**YOUR OBJECTIVE**
Go through the data and tally the lines that include "image". The reply is that number alone.
---*---
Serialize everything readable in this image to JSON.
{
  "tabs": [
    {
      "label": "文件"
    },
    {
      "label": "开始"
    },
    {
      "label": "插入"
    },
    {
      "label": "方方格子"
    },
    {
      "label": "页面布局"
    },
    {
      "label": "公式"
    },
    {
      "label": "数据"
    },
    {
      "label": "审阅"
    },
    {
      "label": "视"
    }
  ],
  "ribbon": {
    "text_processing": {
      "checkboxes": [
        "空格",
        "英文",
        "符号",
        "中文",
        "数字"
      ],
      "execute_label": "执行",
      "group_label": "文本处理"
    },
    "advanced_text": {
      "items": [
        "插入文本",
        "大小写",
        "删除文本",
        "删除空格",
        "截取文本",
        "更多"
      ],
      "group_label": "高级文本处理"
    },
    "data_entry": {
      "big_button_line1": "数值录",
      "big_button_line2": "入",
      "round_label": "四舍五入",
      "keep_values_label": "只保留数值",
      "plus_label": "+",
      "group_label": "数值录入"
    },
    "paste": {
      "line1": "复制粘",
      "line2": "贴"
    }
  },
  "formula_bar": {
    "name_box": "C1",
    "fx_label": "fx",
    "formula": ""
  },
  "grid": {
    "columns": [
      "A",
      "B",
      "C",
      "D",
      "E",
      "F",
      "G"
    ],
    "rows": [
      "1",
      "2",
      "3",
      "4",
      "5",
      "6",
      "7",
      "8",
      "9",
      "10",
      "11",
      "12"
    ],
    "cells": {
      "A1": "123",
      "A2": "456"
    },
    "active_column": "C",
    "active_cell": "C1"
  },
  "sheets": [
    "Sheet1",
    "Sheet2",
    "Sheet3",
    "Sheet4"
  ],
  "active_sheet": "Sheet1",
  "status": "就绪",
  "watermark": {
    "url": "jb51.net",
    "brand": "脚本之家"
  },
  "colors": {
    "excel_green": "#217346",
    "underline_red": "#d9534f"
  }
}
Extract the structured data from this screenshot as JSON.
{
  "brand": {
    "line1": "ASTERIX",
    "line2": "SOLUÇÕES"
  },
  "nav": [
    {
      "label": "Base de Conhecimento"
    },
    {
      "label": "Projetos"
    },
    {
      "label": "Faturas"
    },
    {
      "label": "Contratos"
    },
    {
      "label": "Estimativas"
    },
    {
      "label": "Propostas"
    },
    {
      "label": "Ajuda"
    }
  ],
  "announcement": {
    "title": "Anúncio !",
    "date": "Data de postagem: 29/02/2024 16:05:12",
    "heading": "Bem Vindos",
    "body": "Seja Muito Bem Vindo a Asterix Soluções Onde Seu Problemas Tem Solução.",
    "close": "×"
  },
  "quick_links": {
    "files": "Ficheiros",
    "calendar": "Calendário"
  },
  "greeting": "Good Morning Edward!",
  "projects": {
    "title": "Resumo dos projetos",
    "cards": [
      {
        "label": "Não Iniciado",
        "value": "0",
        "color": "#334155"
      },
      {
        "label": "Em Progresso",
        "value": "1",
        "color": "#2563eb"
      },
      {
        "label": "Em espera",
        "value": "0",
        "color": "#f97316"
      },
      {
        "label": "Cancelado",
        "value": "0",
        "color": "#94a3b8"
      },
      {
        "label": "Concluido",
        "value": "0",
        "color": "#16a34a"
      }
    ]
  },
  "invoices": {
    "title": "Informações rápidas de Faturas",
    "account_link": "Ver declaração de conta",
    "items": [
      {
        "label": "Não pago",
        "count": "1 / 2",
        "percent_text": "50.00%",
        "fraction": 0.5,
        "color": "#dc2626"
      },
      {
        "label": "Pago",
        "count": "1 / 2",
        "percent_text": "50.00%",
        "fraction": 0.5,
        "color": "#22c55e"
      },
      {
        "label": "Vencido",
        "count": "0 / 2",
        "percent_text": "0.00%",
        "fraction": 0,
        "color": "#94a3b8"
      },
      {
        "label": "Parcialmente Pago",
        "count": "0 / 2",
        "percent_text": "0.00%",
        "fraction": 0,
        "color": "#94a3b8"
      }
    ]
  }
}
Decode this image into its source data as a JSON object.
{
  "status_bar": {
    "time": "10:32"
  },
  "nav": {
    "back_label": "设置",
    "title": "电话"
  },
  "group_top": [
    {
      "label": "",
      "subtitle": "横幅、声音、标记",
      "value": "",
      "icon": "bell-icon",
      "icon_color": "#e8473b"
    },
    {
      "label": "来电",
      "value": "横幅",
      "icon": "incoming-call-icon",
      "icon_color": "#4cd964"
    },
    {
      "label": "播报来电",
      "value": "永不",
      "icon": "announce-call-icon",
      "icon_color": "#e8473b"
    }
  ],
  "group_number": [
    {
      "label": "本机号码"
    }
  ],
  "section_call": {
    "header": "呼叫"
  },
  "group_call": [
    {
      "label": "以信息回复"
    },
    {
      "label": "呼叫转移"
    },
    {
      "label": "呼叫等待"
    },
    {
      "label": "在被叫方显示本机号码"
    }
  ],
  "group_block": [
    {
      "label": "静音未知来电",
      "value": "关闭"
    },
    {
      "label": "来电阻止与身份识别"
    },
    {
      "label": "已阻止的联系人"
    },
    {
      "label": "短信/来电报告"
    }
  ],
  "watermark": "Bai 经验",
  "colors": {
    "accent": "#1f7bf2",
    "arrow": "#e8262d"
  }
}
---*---
**WRITTEN SOLUTION**
2